Does Historic Preservation Infringe on an Owner’s Property Rights?
By Deborah Rosenthal, FAICP, Esq., CPF Trustee and Partner, Fitzgerald, Yap, Kreditor, LLP
Property owners often complain that landmark designation is an unconstitutional “taking” of their property. Formal designation recognizes the historic character of the landmarked property as important to preserving the aesthetic features and physical environment of the community, but it does not impose any obligations on the owners beyond normal maintenance. Therefore, designation alone is never a “taking” of private property because the owner retains both title to and use of the landmarked property. Far from eliminating ownership of private property, designation is solely intended to establish an administrative process for reviewing privately-proposed changes to historic properties for the benefit of the entire community in which the landmark is located.
Under the Fifth Amendment to the United States Constitution and Section I, Article 19 of the California Constitution, private property cannot be “taken” for a public purpose without just compensation. Cases decided by state and federal courts have declared that denial of all beneficial use of land constitutes is the definition of a regulatory taking. In 1978, the United States Supreme Court held that local landmark designation of Penn Central Terminal was not a taking because the property owner retained the same or greater beneficial economic use of the site as it had before designation. The Penn Central Transportation Company v. City of New York case has been cited hundreds of times for the proposition that zoning and landmarking are not “takings” so long as the owner retains reasonable use of the property. The burden is on the owner to show that the regulation denies all reasonable use of property.

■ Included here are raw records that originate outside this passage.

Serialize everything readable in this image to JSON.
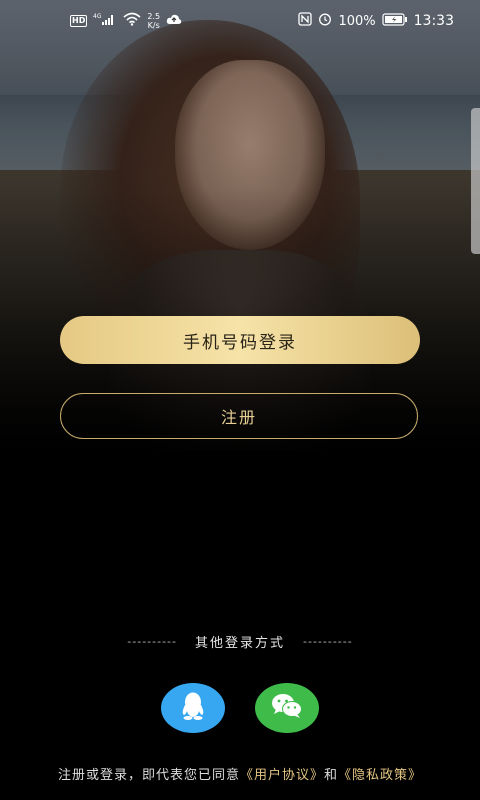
{
  "status_bar": {
    "hd": "HD",
    "network": "4G",
    "speed_value": "2.5",
    "speed_unit": "K/s",
    "battery": "100%",
    "time": "13:33"
  },
  "login": {
    "phone_login_label": "手机号码登录",
    "register_label": "注册"
  },
  "other_login": {
    "dashes_left": "----------",
    "title": "其他登录方式",
    "dashes_right": "----------",
    "providers": [
      "qq-icon",
      "wechat-icon"
    ]
  },
  "agreement": {
    "prefix": "注册或登录，即代表您已同意",
    "user_agreement": "《用户协议》",
    "and": "和",
    "privacy_policy": "《隐私政策》"
  },
  "colors": {
    "gold_gradient_start": "#e5c983",
    "gold_gradient_end": "#f6e3a8",
    "gold_text": "#e4c583",
    "qq_blue": "#36a7f0",
    "wechat_green": "#3fbb4a",
    "background": "#000000"
  }
}
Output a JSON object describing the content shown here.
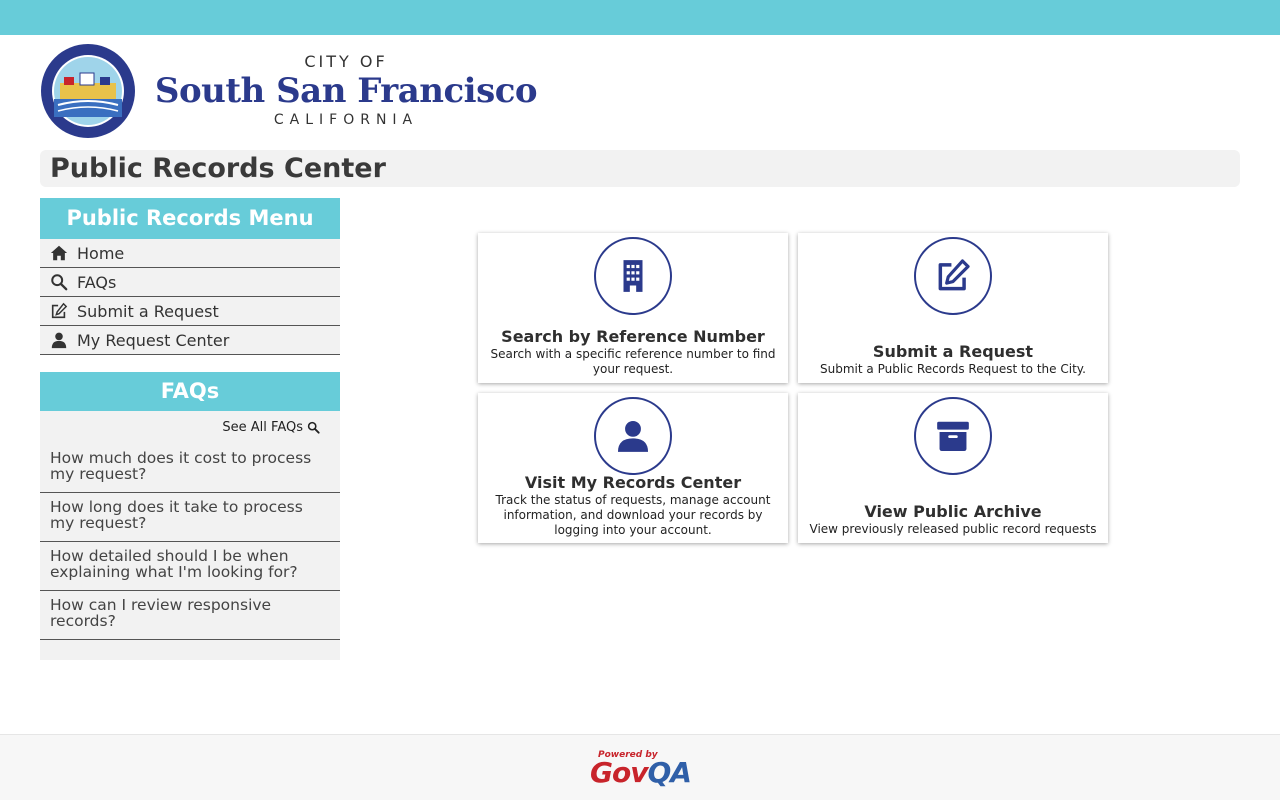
{
  "header": {
    "logo": {
      "city_of": "CITY OF",
      "name": "South San Francisco",
      "state": "CALIFORNIA",
      "seal_text": "CITY OF SOUTH SAN FRANCISCO CALIFORNIA"
    }
  },
  "page": {
    "title": "Public Records Center"
  },
  "sidebar": {
    "menu_title": "Public Records Menu",
    "items": [
      {
        "label": "Home",
        "icon": "home-icon"
      },
      {
        "label": "FAQs",
        "icon": "search-icon"
      },
      {
        "label": "Submit a Request",
        "icon": "edit-icon"
      },
      {
        "label": "My Request Center",
        "icon": "user-icon"
      }
    ],
    "faq_title": "FAQs",
    "see_all": "See All FAQs",
    "faqs": [
      "How much does it cost to process my request?",
      "How long does it take to process my request?",
      "How detailed should I be when explaining what I'm looking for?",
      "How can I review responsive records?"
    ]
  },
  "cards": [
    {
      "title": "Search by Reference Number",
      "description": "Search with a specific reference number to find your request.",
      "icon": "building-icon"
    },
    {
      "title": "Submit a Request",
      "description": "Submit a Public Records Request to the City.",
      "icon": "edit-icon"
    },
    {
      "title": "Visit My Records Center",
      "description": "Track the status of requests, manage account information, and download your records by logging into your account.",
      "icon": "user-icon"
    },
    {
      "title": "View Public Archive",
      "description": "View previously released public record requests",
      "icon": "archive-icon"
    }
  ],
  "footer": {
    "powered_by": "Powered by",
    "brand_gov": "Gov",
    "brand_qa": "QA"
  },
  "colors": {
    "accent": "#67ccd9",
    "brand_navy": "#2b3a8c",
    "panel_bg": "#f2f2f2",
    "govqa_red": "#c8242b",
    "govqa_blue": "#2f5fa8"
  }
}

The United States Supreme Court has also consistently held that administrative decisions causing even substantial reductions in property value are not a “taking.” For more than 100 years, the Court has ruled that mere diminution in value is not a “taking,” provided the property retains some economic use, even if the value of the property is reduced by up to 97 percent. So long as the owner retains title and some opportunity to use the property for a lawful purpose, the “highest and best use” of property may be prohibited by regulation without violating the United States and California Constitutions.
Landmark designation rarely affects the uses permitted on private property because the purpose of the regulation is to preserve character-defining features of the environment. Special permits are usually required to protect historic elements from adverse change, such as demolition or incompatible development. New development is often directed to less sensitive areas of the site, or required to reflect existing architectural design and land use patterns. Normal maintenance and repair does not require special permits, and no affirmative obligations are imposed on the owner. Historic preservation regulations are expressly authorized by State law.
Even under the United States and California Constitutions, landmark designation must be supported by substantial evidence that the property is historic and must allow reasonable use of the property. Many jurisdictions establish a procedure for property owners to demonstrate that designation would not only impact market value, but would deny all reasonable beneficial or economic use of the property. Typically, property owners are unable to show a denial of all use; in other cases, the public agency has authority to allow a reasonable amount of well-located new development to avoid a takings claim. California courts have never found landmark designation to be an unconstitutional “taking.”